First, I think those of us who are clergy need to remember our job is not to bind a congregation together by having people have a relationship with us. Far from it. I believe our job is to help people connect with God the Father, Son and Holy Spirit. Sure, it's nice to get strokes when people tell us how much they appreciate us and like us. It's nice to hear, "I am so thankful for all that you have done." To a person who generally cares for others, these things touch a soul very deeply. However, if people are simply enjoying their relationship with you, are they growing in their walks of faith? Are they coming in contact with the God who works through you? That is another question entirely, and it is one I wrestle with constantly. As much as I like to be liked, I have become convinced that people don't need a relationship with me nearly as much as they need a relationship with Christ. He alone brings the peace that passes all understanding. He alone brings healing. He alone brings transformation. If folks are not experiencing such things, perhaps it is because we are in the way.
Second, I think a much better model for congregations to follow is care and concern for each other. When a pastor cares for members, one person essentially is the care giver. When people care for one another, well, that's a whole other ball of wax--a very powerful ball of wax. Suddenly, it's not the pastor alone who is showing compassion, concern, and mercy--to those he or she agrees and doesn't agree with--instead, a whole body of people begin to care about one another--they truly have compassion, concern, and mercy for one another. Suddenly, it's not one person alone trying to model the love of God for others, it's an entire group of people; and while God can certainly make a difference with one person, He can reach more people through the acts of others.
Furthermore, when people genuinely care for each other, the pastor no longer becomes the bonding mechanism for a congregation. People's relationship with God and with each other form that bond. Ideally, when the pastor leaves or retires, not much changes because the compassion and care is not dependent upon the pastor--it's shown with or without him/her.
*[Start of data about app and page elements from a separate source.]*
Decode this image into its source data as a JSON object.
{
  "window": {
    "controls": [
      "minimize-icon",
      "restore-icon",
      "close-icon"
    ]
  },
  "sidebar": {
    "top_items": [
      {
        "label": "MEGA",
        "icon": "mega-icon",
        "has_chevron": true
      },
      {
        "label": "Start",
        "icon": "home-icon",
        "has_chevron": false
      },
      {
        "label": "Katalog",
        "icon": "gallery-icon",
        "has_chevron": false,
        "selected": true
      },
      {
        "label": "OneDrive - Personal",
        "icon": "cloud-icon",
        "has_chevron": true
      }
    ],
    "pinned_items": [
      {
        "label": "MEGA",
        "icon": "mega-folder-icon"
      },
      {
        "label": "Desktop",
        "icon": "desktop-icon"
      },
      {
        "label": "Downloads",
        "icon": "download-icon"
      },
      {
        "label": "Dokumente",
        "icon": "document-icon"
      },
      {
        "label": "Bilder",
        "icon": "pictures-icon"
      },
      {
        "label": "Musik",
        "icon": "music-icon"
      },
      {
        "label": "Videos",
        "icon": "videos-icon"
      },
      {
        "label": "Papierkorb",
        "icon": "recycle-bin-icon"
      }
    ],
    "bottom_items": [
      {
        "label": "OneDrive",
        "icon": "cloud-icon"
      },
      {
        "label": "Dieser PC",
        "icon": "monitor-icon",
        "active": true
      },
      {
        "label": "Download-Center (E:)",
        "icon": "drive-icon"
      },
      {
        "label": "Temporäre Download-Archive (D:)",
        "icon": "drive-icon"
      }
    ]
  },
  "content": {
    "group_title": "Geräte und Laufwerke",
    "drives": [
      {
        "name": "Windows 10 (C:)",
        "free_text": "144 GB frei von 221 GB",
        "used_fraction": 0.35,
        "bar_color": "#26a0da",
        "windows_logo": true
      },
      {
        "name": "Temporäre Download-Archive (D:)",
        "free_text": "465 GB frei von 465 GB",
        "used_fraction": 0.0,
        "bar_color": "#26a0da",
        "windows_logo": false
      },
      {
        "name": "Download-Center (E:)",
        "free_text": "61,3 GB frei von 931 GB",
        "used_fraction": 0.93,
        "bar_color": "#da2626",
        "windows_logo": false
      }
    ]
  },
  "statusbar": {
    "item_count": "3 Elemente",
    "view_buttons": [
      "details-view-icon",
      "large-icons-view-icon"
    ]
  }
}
When people show such care and concern for each other, no one feels left out. No one feels isolated. No one feels demeaned or unimportant. A congregation might hold a belief or policy that people do not agree with, but because of the love that people show towards one another, such things do not take on the utmost importance.
I am convinced that when people care for one another and are not dependent upon the pastor for such care, great things happen in congregations.
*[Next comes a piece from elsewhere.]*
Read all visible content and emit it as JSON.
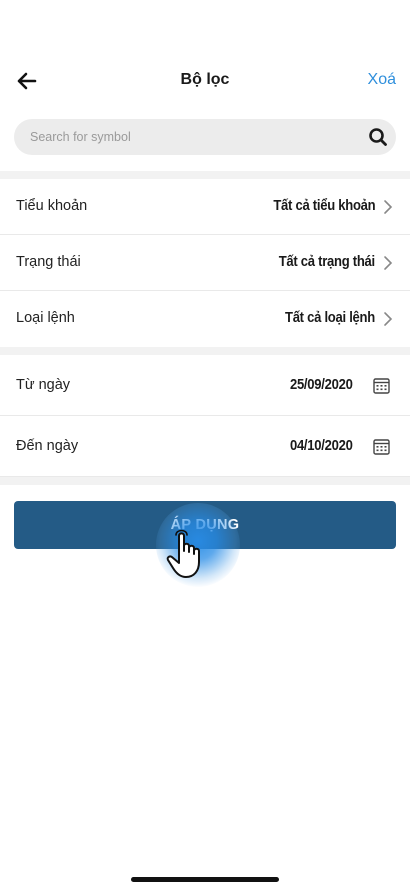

Who cares about such things?
I do. For I long to see congregations thriving and showing God's love--sharing the Gospel because they know the difference a relationship with Christ can bring. I long to see congregations thriving in a culture which a times is openly hostile to public faith. I long to see congregations full of joy and hope and people who smile and laugh with one another.
I simply cannot make people do these things.
All I can and will do is preach the Good News and hope that Christ transforms communities into such places of care and compassion.